Attention Deficit Hyperactivity Disorder (ADHD) is a complex condition that affects individuals differently. It is often misunderstood and misdiagnosed, leading to incorrect assumptions about its symptoms and effects. The wrong impression can be damaging to those with ADHD, as they may feel judged or labeled based on false information. In this blog, we will debunk 5 myths about ADHD to create a more compassionate society.

What is ADHD?

ADHD is a neurological disorder caused by an imbalance in the brain’s levels of certain neurotransmitters. This chemical imbalance can affect a person’s ability to focus and pay attention, control impulsive behaviors, and stay organized. Experts estimate that 8-12% of children aged 3-17 are diagnosed with ADHD, and approximately 4.4% of adults in the US live with it. While medical interventions may help manage symptoms, what we know about the causes remains unknown. Recent research has indicated that genetics, lifestyle, environment, and diet all can play an essential role in what leads to a lifelong struggle for many people. Understanding this complexity of possible factors and getting proper treatment is vital to living with ADHD effectively and improving quality of life.

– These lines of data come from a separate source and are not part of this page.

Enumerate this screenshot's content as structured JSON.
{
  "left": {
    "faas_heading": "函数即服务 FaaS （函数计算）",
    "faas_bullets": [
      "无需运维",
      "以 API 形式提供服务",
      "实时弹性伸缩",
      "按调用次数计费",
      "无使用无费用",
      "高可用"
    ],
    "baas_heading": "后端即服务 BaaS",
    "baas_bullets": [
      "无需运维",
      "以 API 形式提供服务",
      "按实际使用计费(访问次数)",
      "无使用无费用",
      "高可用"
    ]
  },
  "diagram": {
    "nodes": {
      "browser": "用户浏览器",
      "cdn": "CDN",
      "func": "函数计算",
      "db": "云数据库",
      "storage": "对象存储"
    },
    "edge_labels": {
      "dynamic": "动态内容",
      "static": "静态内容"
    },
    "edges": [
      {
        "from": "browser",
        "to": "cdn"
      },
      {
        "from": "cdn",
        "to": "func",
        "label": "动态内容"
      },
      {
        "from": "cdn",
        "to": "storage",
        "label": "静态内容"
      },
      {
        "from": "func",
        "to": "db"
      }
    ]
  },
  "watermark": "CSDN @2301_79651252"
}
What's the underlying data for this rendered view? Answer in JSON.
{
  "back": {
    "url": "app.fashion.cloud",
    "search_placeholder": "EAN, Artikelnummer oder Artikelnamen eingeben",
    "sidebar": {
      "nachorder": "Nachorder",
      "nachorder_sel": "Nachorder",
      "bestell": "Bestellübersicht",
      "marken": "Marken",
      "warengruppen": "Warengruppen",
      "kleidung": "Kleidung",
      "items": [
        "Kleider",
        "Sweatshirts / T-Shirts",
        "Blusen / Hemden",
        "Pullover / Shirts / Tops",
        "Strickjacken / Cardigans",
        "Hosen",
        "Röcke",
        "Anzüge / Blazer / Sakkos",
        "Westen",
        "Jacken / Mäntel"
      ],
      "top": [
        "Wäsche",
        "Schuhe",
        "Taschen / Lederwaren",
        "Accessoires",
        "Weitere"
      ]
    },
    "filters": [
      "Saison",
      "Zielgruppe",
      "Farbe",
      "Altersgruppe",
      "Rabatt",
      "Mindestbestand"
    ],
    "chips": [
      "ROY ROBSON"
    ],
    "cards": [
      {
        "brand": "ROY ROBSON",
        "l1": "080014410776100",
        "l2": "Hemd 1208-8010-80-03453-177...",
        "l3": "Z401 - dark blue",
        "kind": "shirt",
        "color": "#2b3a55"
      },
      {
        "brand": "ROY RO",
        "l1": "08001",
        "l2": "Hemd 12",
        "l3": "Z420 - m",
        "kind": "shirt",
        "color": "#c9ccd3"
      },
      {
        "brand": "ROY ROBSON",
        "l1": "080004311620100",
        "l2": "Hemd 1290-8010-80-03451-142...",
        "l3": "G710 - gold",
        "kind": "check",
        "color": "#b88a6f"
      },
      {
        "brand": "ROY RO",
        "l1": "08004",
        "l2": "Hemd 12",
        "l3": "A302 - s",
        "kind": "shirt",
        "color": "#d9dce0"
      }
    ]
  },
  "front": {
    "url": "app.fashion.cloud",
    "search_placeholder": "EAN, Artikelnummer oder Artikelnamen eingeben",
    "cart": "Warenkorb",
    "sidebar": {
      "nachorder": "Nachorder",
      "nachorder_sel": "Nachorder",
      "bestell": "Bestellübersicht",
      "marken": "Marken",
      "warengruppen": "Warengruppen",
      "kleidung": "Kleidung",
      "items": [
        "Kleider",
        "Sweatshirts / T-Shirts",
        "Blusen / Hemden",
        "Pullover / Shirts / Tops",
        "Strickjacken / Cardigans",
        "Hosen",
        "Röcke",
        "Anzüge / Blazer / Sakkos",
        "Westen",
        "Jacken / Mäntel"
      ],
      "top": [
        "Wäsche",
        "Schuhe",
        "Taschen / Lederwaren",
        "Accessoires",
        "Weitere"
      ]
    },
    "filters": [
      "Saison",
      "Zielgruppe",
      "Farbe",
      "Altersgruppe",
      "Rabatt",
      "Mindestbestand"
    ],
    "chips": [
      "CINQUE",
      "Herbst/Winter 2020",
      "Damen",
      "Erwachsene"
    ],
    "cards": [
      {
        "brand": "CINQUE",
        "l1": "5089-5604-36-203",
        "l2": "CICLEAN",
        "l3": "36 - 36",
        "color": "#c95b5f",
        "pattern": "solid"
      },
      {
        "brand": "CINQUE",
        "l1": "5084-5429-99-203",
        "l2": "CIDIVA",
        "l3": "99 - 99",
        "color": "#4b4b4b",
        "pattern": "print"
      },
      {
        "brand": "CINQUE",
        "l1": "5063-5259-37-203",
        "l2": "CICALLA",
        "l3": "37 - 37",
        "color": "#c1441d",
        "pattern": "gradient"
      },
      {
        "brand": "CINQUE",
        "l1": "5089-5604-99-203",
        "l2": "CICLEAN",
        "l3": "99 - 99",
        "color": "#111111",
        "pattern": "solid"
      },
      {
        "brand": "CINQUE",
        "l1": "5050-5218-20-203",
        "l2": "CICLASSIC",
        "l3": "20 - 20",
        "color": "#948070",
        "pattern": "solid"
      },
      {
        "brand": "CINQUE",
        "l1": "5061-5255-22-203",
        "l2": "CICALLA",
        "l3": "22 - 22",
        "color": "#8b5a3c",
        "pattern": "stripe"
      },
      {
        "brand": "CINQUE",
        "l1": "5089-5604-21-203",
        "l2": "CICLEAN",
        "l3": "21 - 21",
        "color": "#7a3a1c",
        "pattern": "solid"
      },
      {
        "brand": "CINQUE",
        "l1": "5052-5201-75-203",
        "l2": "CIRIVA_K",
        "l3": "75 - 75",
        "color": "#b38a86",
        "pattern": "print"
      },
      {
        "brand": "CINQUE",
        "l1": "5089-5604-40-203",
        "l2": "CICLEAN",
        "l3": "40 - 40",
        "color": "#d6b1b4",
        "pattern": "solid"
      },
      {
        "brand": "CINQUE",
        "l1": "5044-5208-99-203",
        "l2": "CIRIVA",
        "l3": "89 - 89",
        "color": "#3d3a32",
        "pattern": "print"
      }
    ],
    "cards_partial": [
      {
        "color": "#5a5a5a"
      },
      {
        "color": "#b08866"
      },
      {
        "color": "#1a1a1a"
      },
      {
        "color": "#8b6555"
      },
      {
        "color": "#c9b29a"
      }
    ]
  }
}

All People with ADHD are Hyperactive

False! While hyperactivity is one of the main symptoms of ADHD, it isn’t always present, especially in adults. Many people with ADHD are quite calm but still have problems focusing or controlling their impulses.

Only Children Have ADHD

False! While it’s true that many children are diagnosed with the disorder, adults can suffer from it too. The symptoms may even become more pronounced as individuals age and face new challenges like work or relationships.

People with ADHD Cannot Concentrate

False! People with ADHD often have difficulty concentrating for long periods due to impulsivity and restlessness, but this does not mean they can’t focus. With proper treatment and lifestyle changes, individuals can learn how to better focus on tasks for more extended periods.

Boys Are More Likely Than Girls to Have ADHD

False! Boys are diagnosed slightly more often than girls because they tend to exhibit more obvious symptoms, such as hyperactivity and impulsivity; however, ADHD is often overlooked in girls since their symptoms tend to be less noticeable or disruptive—for instance, they’re considered “spacey” or “talkative.” Health professionals should consider ADHD in both boys and girls.

People with ADHD are Lazy

False! People with the disorder don’t just “lack motivation”—they have real challenges due to their condition, making completing tasks difficult despite their best efforts. As such, it is important not to judge someone harshly simply because they appear unmotivated or disinterested in a task; instead, find ways to help them succeed by providing support and guidance tailored towards their specific needs.

ADHD Resources

It’s important for everyone—especially HR teams and managers—to understand what ADHD really means so that we can create a more understanding society for those affected by it. We hope this blog has helped debunk some common myths about the disorder so that people can approach conversations about it with accurate information rather than preconceived notions or prejudice based on something they heard before without doing further research. We hope this blog post has helped you gain insight into why these myths exist — so you can start tackling them head-on!

If you need to find more help on managing ADHD, visit our Uprise Health resources page.